If game AIs aren’t your thing you can play with randoms or with a mate. If you buy the Deluxe Edition, your buddy doesn’t even need to purchase the game (though I would have liked to see this built into the base price itself in the Buddy Pass system – wherefore art thou, Nintendo Download Play?). There are of course pros and cons of playing with an internet stranger but in my time with the game other human players were nearly always helpful.
The main story of Youngblood is shorter than the two other recent Wolfenstein games, but with all the side activities and collectibles, you could spend a longer time in game than with the others. You will be traversing old ground, for sure, but with the ability to unlock doors as your weapons are upgraded the areas do feel like they’re changing, if only slightly.
I tested Youngblood on PC, where it plays best.
With the game targeting 60FPS on consoles, I had no trouble locking to 1440p / 144FPS with an NVIDIA RTX 2080 Ti and i7-8700K CPU on Ultra, or to 1080p / 60FPS with an AMD Rx 580 video card, and an AMD R5 3600 CPU on high settings. The game looks fantastic, and the amount of detail in all aspects of the environment is phenomenal.
It has a distinctly Arkane look, and the influence of the most recent Prey in particular stood out to me, with a menacing if gorgeous retro-future neoclassical vibe to the whole visual design language. Amongst the kitchsy Nazi-themed posters for movies, newspapers and other paraphernalia, there are hints of parallels to the real 1980s. Hulking text-based computers dominate certain desks (where you can decode floppy disks to discover secrets), there are cassette tapes to collect and other semi-modern touches.
The scoring is also fantastic.
While Mick Gordon wasn’t involved in this particular project, the dark and sombre tone remains from previous entries. While I didn’t find any of the main scores particularly memorable, it was the ambient tracks that I felt gave the game the exact tone that it was going for.
Now, Youngblood does contain microtransactions, and that’s a shame.

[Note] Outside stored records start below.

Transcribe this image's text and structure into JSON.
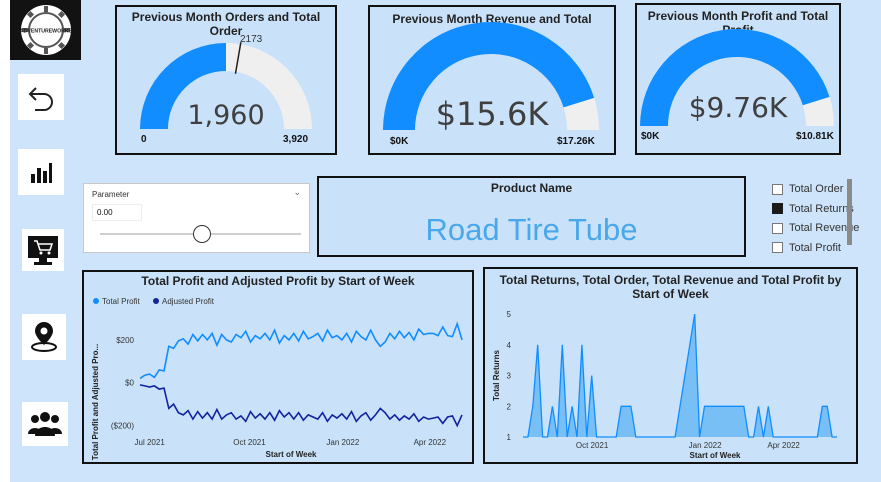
{
  "logo": {
    "text": "ADVENTUREWORKS"
  },
  "nav": [
    {
      "name": "back-icon"
    },
    {
      "name": "bar-chart-icon"
    },
    {
      "name": "shopping-cart-icon"
    },
    {
      "name": "map-pin-icon"
    },
    {
      "name": "users-icon"
    }
  ],
  "gauges": [
    {
      "title": "Previous Month Orders and Total Order",
      "value": "1,960",
      "min": "0",
      "max": "3,920",
      "target": "2173",
      "fill_fraction": 0.5,
      "target_fraction": 0.554
    },
    {
      "title": "Previous Month Revenue and Total Revenue",
      "value": "$15.6K",
      "min": "$0K",
      "max": "$17.26K",
      "fill_fraction": 0.904
    },
    {
      "title": "Previous Month Profit and Total Profit",
      "value": "$9.76K",
      "min": "$0K",
      "max": "$10.81K",
      "fill_fraction": 0.903
    }
  ],
  "parameter": {
    "label": "Parameter",
    "value": "0.00",
    "slider_fraction": 0.5
  },
  "product": {
    "label": "Product Name",
    "value": "Road Tire Tube"
  },
  "metric_selector": [
    {
      "label": "Total Order",
      "checked": false
    },
    {
      "label": "Total Returns",
      "checked": true
    },
    {
      "label": "Total Revenue",
      "checked": false
    },
    {
      "label": "Total Profit",
      "checked": false
    }
  ],
  "colors": {
    "accent": "#118dff",
    "dark_series": "#12239e",
    "gauge_track": "#efefef",
    "product_text": "#4aa8ea",
    "canvas": "#cde4fb"
  },
  "chart_data": [
    {
      "type": "line",
      "title": "Total Profit and Adjusted Profit by Start of Week",
      "xlabel": "Start of Week",
      "ylabel": "Total Profit and Adjusted Pro...",
      "x_ticks": [
        "Jul 2021",
        "Oct 2021",
        "Jan 2022",
        "Apr 2022"
      ],
      "y_ticks": [
        "$200",
        "$0",
        "($200)"
      ],
      "ylim": [
        -230,
        330
      ],
      "legend": "top-left",
      "series": [
        {
          "name": "Total Profit",
          "color": "#118dff",
          "values": [
            20,
            35,
            40,
            25,
            60,
            55,
            170,
            160,
            195,
            205,
            180,
            225,
            195,
            225,
            200,
            230,
            175,
            225,
            200,
            190,
            225,
            210,
            240,
            190,
            220,
            205,
            230,
            200,
            245,
            185,
            220,
            200,
            230,
            195,
            240,
            205,
            215,
            230,
            195,
            245,
            210,
            220,
            200,
            230,
            190,
            240,
            215,
            200,
            245,
            200,
            170,
            190,
            230,
            205,
            240,
            210,
            235,
            200,
            250,
            225,
            230,
            230,
            220,
            260,
            220,
            215,
            275,
            200
          ]
        },
        {
          "name": "Adjusted Profit",
          "color": "#12239e",
          "values": [
            -10,
            -15,
            -20,
            -15,
            -30,
            -25,
            -120,
            -100,
            -140,
            -150,
            -130,
            -170,
            -135,
            -165,
            -140,
            -170,
            -125,
            -170,
            -150,
            -140,
            -170,
            -155,
            -180,
            -135,
            -165,
            -145,
            -170,
            -140,
            -175,
            -130,
            -160,
            -140,
            -170,
            -140,
            -175,
            -150,
            -160,
            -170,
            -140,
            -180,
            -150,
            -165,
            -145,
            -170,
            -135,
            -180,
            -155,
            -140,
            -175,
            -150,
            -120,
            -140,
            -170,
            -150,
            -175,
            -155,
            -170,
            -145,
            -180,
            -160,
            -170,
            -165,
            -160,
            -190,
            -160,
            -155,
            -200,
            -150
          ]
        }
      ]
    },
    {
      "type": "area",
      "title": "Total Returns, Total Order, Total Revenue and Total Profit by Start of Week",
      "xlabel": "Start of Week",
      "ylabel": "Total Returns",
      "x_ticks": [
        "Oct 2021",
        "Jan 2022",
        "Apr 2022"
      ],
      "y_ticks": [
        5,
        4,
        3,
        2,
        1
      ],
      "ylim": [
        1,
        5
      ],
      "color": "#118dff",
      "values": [
        1,
        1,
        2,
        4,
        1,
        1,
        2,
        1,
        4,
        1,
        2,
        1,
        4,
        1,
        3,
        1,
        1,
        1,
        1,
        1,
        2,
        2,
        2,
        1,
        1,
        1,
        1,
        1,
        1,
        1,
        1,
        1,
        2,
        3,
        4,
        5,
        1,
        2,
        2,
        2,
        2,
        2,
        2,
        2,
        2,
        2,
        1,
        1,
        2,
        1,
        2,
        1,
        1,
        1,
        1,
        1,
        1,
        1,
        1,
        1,
        1,
        2,
        2,
        1,
        1
      ]
    }
  ]
}
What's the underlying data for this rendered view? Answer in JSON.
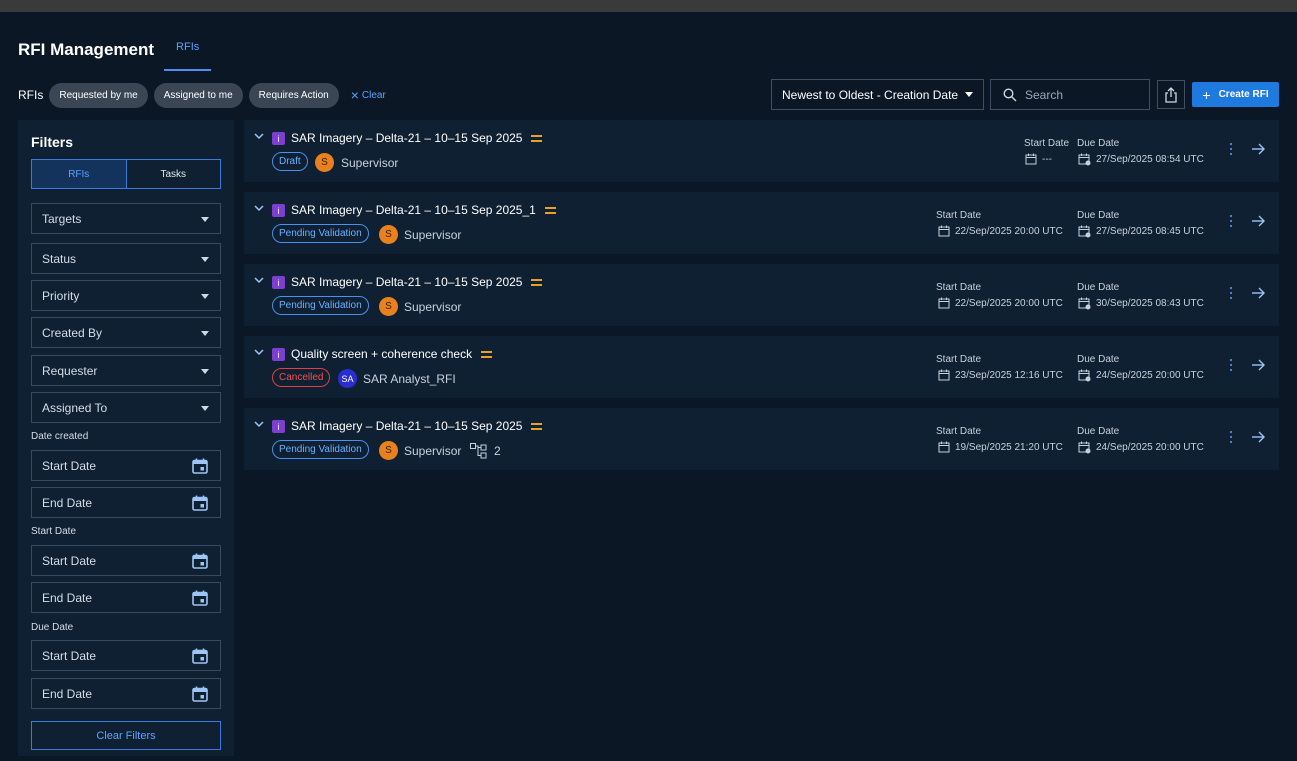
{
  "header": {
    "title": "RFI Management",
    "tab": "RFIs"
  },
  "filterbar": {
    "label": "RFIs",
    "chips": [
      "Requested by me",
      "Assigned to me",
      "Requires Action"
    ],
    "clear": "Clear"
  },
  "toolbar": {
    "sort": "Newest to Oldest - Creation Date",
    "search_placeholder": "Search",
    "create": "Create RFI"
  },
  "sidebar": {
    "title": "Filters",
    "toggle": [
      "RFIs",
      "Tasks"
    ],
    "dropdowns": [
      "Targets",
      "Status",
      "Priority",
      "Created By",
      "Requester",
      "Assigned To"
    ],
    "groups": {
      "date_created": "Date created",
      "start_date": "Start Date",
      "due_date": "Due Date"
    },
    "start_placeholder": "Start Date",
    "end_placeholder": "End Date",
    "clear_filters": "Clear Filters"
  },
  "labels": {
    "start": "Start Date",
    "due": "Due Date"
  },
  "rfis": [
    {
      "title": "SAR Imagery – Delta-21 – 10–15 Sep 2025",
      "status": "Draft",
      "avatar": "S",
      "assignee": "Supervisor",
      "start": "---",
      "due": "27/Sep/2025 08:54 UTC"
    },
    {
      "title": "SAR Imagery – Delta-21 – 10–15 Sep 2025_1",
      "status": "Pending Validation",
      "avatar": "S",
      "assignee": "Supervisor",
      "start": "22/Sep/2025 20:00 UTC",
      "due": "27/Sep/2025 08:45 UTC"
    },
    {
      "title": "SAR Imagery – Delta-21 – 10–15 Sep 2025",
      "status": "Pending Validation",
      "avatar": "S",
      "assignee": "Supervisor",
      "start": "22/Sep/2025 20:00 UTC",
      "due": "30/Sep/2025 08:43 UTC"
    },
    {
      "title": "Quality screen + coherence check",
      "status": "Cancelled",
      "avatar": "SA",
      "assignee": "SAR Analyst_RFI",
      "start": "23/Sep/2025 12:16 UTC",
      "due": "24/Sep/2025 20:00 UTC"
    },
    {
      "title": "SAR Imagery – Delta-21 – 10–15 Sep 2025",
      "status": "Pending Validation",
      "avatar": "S",
      "assignee": "Supervisor",
      "subtasks": "2",
      "start": "19/Sep/2025 21:20 UTC",
      "due": "24/Sep/2025 20:00 UTC"
    }
  ],
  "colors": {
    "accent": "#1f7ae0",
    "priority": "#f0a020",
    "cancelled": "#f05050",
    "badge": "#7d3fd0"
  }
}
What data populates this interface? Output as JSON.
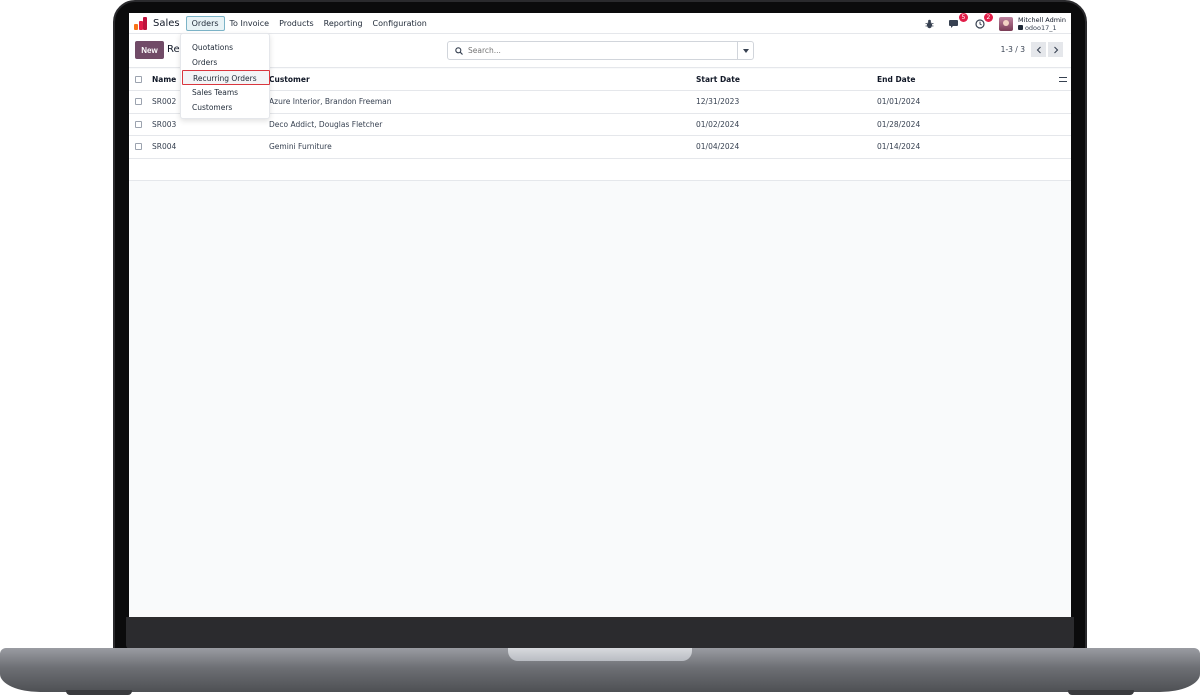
{
  "app": {
    "name": "Sales"
  },
  "nav": {
    "items": [
      "Orders",
      "To Invoice",
      "Products",
      "Reporting",
      "Configuration"
    ]
  },
  "systray": {
    "chat_badge": "5",
    "activity_badge": "2",
    "user_name": "Mitchell Admin",
    "database": "odoo17_1"
  },
  "control": {
    "new_label": "New",
    "breadcrumb": "Rec",
    "search_placeholder": "Search...",
    "pager": "1-3 / 3"
  },
  "dropdown": {
    "items": [
      "Quotations",
      "Orders",
      "Recurring Orders",
      "Sales Teams",
      "Customers"
    ],
    "highlighted": "Recurring Orders"
  },
  "table": {
    "columns": [
      "Name",
      "Customer",
      "Start Date",
      "End Date"
    ],
    "rows": [
      {
        "name": "SR002",
        "customer": "Azure Interior, Brandon Freeman",
        "start": "12/31/2023",
        "end": "01/01/2024"
      },
      {
        "name": "SR003",
        "customer": "Deco Addict, Douglas Fletcher",
        "start": "01/02/2024",
        "end": "01/28/2024"
      },
      {
        "name": "SR004",
        "customer": "Gemini Furniture",
        "start": "01/04/2024",
        "end": "01/14/2024"
      }
    ]
  },
  "colors": {
    "brand": "#714b67",
    "badge": "#e11d48",
    "highlight_border": "#d9363e"
  }
}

While it was a bit difficult to tell what I could buy with the in-game currency you find everywhere (Silver) compared to the real-world currency (Gold Bars), I never felt compelled to purchase anything – in fact I had an overabundance of silver by the end of the game. There is a small amount of content gated off behind Gold Bars, but they are cosmetic. Still, I do feel you should be able to earn everything in-game without spending money, and the microtransactions that are there seem relatively pointless.
The ability to buy boosters that would enhance your in-game performance was there at launch, but mercifully has now been patched out. Instead, if you’re stuck, I’d suggested simply lowering or raising the difficulty.
At least there’s no loot boxes.
Released: July 2019
Platforms: PC (Windows 10), also on PlayStation 4, Xbox One, Nintendo Switch
Genre: FPS, Action
Developer: Arkane Studios